Brother-in-law, Dave, was in town over the weekend and filmed Tom welding up a few metal posts for Summit Structures out of Laramie WY. Summit will use these posts to help support structural beams for a house they are building.
The metal posts are designed to rest on the top of a concrete footer. The bottom plate fastens into the cement footer using concrete anchors.
The top part of the metal post is adjustable using a nut and threaded rod that has been welded to the top plate. The top plate attaches to structural beams using lag bolts if a glue-lam. If a steel beam is used the top plate is welded or attached by bolting. The adjustable top plate adapts to the varying height associated with footings and supporting beam depth.
Dave was curious about the need for accuracy when measuring the steel poles for the final product. Tom explained that it wasn’t as crucial on this project since the top would adjust to the needed position once the beams were in place.
It is also very important not to watch someone weld directly. The ultra violet rays can cause sever damage to a retina.
In this video, Tom first welds on the bottom plate using a jig that positions the metal bottom plate squarely with the support post. Vice grips are used to clamp the bottom plate to the jig. The plate is tack welded on all four corners. Then the opposite edges are welded. Dave also captured Tom using the welding boom that supports the wire feeder he built for his welder. The boom allows for an additional ten foot of reach with out having to move the welder. This idea came from Marshal Bulle, owner of Shop Outfitters.

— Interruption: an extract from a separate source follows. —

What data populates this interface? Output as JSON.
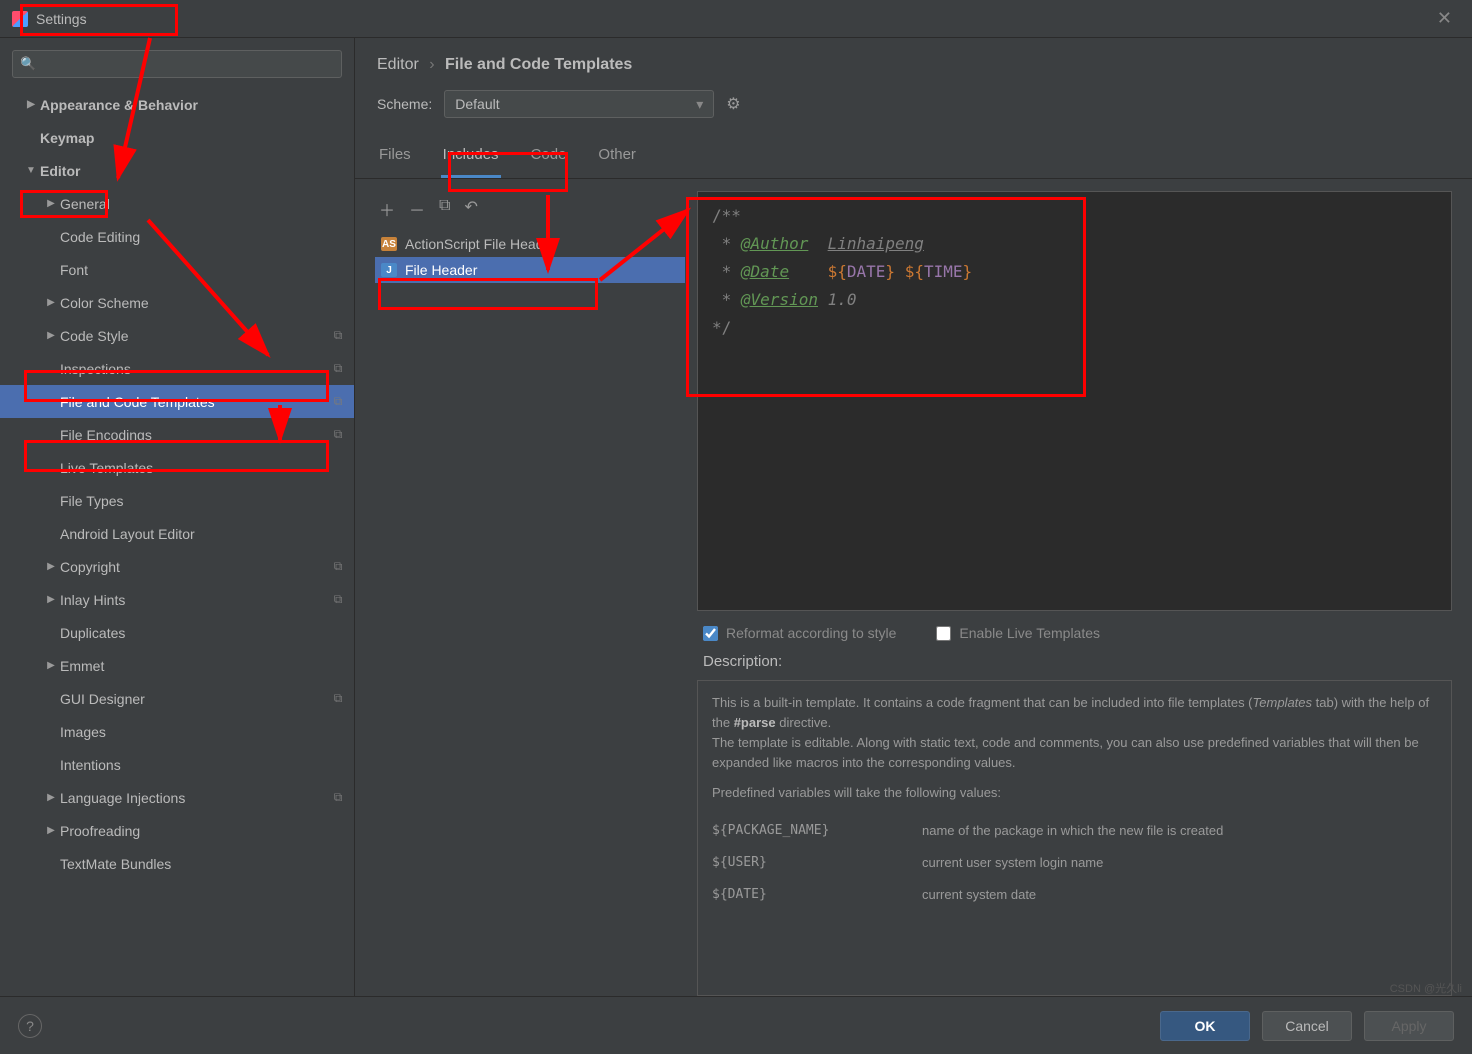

Tom uses a mig welder, also known as a wire feed welder, for the project. The wire is fed out and arcs close to the contact tip. Inert gas flows from holes in the tip and it sheilds the weld puddle while welding.
Tom used a Miller CP300 MIG welder with an independent wire feeder.